Graphic 12-4 demonstrates interest being recorded at the effective rate over the life of this investment. As you can see, the amortization of discount gradually increases the carrying value of the investment, until the investment reaches its face amount of $700,000 at the time when the debt matures.
We discuss accounting for discounts and premiums in much greater detail in Chapter 14.
If a bond is purchased at a discount, less cash is received each period than the effective interest, so the unpaid difference increases the outstanding balance of the investment.
Suppose the bonds are not traded on an active exchange. How would you determine the fair value of the Masterwear bonds on December 31, 2011? Recall from Chapter 1 that GAAP identifies different ways that a firm can determine fair value. If the Masterwear bonds are publicly traded, United can find the fair value by looking up the current market price (this way of obtaining fair value is consistent with “level one” of the fair value hierarchy). On the other hand, if the bonds are not publicly traded, United can calculate the fair value by using the present value techniques shown in Illustration 12-1 (this way of obtaining fair value is consistent with “level two” of the fair value hierarchy). With five interest periods remaining, and a current market rate of 11% (5.5% semi-annually), the present value would be $714,943:
*Present value of an ordinary annuity of $1: n = 5, i = 5.5%. (Table 4)
†Present value of $1: n = 5, i = 5.5%. (Table 2)
SELL HTM INVESTMENTS. Typically, held-to-maturity investments are—you guessed it—held to maturity. However, suppose that due to unforeseen circumstances the company decided to sell its debt investment for $725,000 on January 15, 2012.4 United would record the sale as follows (for simplicity we ignore any interest earned during 2012): (K)
In other words, United would record this sale just like any other asset sale, with a gain or loss determined by comparing the cash received with the carrying value (in this case, the amortized cost) of the asset given up.
We will revisit our discussion of investments in debt securities to be “held to maturity” in Chapter 14, “Bonds and Long-Term Notes.” This way we can more readily see that accounting by the company that issues bonds and by the company that invests in those bonds is opposite but parallel; that is, each side of the transaction is the mirror image of the other.
Obviously, not all investments are intended to be held to maturity. When an investment is acquired to be held for an unspecified period of time, we classify the investment as either (a) “trading securities” or (b) “securities available-for-sale.” These include investments in debt securities that are not classified as held-to-maturity and equity securities that have readily determinable fair values. You'll notice that, unlike held-to-maturity securities, we report investments in the other two categories at their fair values.
1FASB ASC 320–10–25–1: Investments–Debt and Equity Securities–Overall–Recognition (previously “Accounting for Certain Investments in Debt and Equity Securities,” Statement of Financial Accounting Standards No. 115 (Norwalk, Conn.: FASB, 1993)).
2If an unrealized loss from holding an HTM investment is not viewed as temporary, an “other-than-temporary impairment” (OTT impairment) may have to be recorded. We discuss OTT impairments in more detail in Appendix 12B.
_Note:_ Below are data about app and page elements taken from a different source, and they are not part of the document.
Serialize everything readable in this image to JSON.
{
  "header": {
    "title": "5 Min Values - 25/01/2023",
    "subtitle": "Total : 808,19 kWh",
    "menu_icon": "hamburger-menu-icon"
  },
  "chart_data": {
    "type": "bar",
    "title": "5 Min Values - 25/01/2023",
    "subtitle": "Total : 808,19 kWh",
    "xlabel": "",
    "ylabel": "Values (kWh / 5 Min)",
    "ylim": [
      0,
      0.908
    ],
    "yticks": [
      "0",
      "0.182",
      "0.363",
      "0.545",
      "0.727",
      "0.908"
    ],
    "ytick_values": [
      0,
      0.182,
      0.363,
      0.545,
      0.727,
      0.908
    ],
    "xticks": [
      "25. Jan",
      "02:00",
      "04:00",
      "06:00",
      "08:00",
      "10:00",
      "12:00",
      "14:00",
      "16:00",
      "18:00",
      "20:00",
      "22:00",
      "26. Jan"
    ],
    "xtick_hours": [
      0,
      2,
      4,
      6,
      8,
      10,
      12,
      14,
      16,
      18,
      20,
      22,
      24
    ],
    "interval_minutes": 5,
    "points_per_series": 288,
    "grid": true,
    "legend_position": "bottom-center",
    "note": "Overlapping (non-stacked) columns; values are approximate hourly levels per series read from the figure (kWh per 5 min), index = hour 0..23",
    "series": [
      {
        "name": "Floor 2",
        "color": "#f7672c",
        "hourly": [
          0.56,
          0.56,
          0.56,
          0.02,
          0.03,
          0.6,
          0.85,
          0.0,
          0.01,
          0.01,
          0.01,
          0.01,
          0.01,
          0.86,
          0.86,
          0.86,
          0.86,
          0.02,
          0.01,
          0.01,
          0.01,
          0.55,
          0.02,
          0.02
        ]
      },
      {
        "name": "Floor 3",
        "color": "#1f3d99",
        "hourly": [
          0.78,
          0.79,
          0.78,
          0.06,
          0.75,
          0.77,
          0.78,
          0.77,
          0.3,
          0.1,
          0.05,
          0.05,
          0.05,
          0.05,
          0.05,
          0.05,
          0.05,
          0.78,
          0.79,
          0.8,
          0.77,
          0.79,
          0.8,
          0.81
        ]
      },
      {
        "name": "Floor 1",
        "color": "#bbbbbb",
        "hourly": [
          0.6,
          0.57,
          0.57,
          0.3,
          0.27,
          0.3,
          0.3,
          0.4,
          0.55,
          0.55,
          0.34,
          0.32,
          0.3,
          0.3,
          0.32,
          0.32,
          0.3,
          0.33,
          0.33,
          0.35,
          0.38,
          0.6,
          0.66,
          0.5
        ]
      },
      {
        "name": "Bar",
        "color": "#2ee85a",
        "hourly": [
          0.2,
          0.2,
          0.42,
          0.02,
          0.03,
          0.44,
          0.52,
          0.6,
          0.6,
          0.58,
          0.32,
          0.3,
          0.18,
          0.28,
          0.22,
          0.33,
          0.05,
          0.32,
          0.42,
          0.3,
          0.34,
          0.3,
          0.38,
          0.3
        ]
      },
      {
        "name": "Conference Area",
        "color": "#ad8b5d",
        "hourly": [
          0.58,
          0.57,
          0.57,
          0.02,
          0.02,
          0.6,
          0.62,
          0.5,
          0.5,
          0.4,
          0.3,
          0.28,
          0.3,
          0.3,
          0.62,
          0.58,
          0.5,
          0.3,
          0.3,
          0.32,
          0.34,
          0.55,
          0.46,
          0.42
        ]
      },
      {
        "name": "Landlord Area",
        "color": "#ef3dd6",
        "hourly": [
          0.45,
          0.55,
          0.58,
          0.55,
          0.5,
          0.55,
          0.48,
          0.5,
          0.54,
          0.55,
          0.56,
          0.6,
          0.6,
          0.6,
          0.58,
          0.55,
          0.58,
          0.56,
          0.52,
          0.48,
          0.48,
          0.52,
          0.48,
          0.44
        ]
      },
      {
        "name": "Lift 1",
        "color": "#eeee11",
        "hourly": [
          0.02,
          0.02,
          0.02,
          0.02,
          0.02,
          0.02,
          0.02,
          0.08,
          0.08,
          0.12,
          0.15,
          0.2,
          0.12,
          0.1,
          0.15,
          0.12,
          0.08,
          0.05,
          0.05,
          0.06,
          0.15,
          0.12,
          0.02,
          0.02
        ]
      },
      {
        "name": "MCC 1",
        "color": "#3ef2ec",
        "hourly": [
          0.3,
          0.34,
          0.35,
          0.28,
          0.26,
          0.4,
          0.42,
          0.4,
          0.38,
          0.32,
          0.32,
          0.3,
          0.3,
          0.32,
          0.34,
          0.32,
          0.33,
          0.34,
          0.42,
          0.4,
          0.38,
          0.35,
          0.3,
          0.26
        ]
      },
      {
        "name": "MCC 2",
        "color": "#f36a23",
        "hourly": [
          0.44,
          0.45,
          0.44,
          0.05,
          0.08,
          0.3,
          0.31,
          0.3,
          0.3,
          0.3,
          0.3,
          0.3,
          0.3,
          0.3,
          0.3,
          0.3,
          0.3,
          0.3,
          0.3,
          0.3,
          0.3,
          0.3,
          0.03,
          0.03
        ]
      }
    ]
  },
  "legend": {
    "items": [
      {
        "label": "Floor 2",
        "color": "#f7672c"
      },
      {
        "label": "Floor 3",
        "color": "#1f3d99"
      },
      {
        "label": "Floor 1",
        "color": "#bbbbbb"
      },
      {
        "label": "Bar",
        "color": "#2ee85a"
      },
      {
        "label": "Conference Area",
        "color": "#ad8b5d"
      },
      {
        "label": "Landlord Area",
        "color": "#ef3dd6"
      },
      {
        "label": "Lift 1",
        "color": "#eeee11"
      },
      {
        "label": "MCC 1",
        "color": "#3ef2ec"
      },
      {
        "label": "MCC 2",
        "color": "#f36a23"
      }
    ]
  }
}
3If United had chosen the fair value option for this investment, it would classify the investment as a trading security rather than as an HTM security. We'll illustrate the fair value option when we discuss trading securities.
4 GAAP [FASB ASC 320–10–25–6: Investments–Debt and Equity Securities–Overall–Recognition, previously SFAS No. 115 ] lists major unforeseen events that could justify sale of an HTM investment. Sale for other reasons could call into question whether the company actually had the intent and ability to hold the investment to maturity. In that case, the company’s HTM classifi cation is viewed as “tainted,” and the company can be required to reclassify all of its HTM investments as AFS investments and avoid using the HTM classifi cation for two years. Similar provisions exist under IFRS for public companies.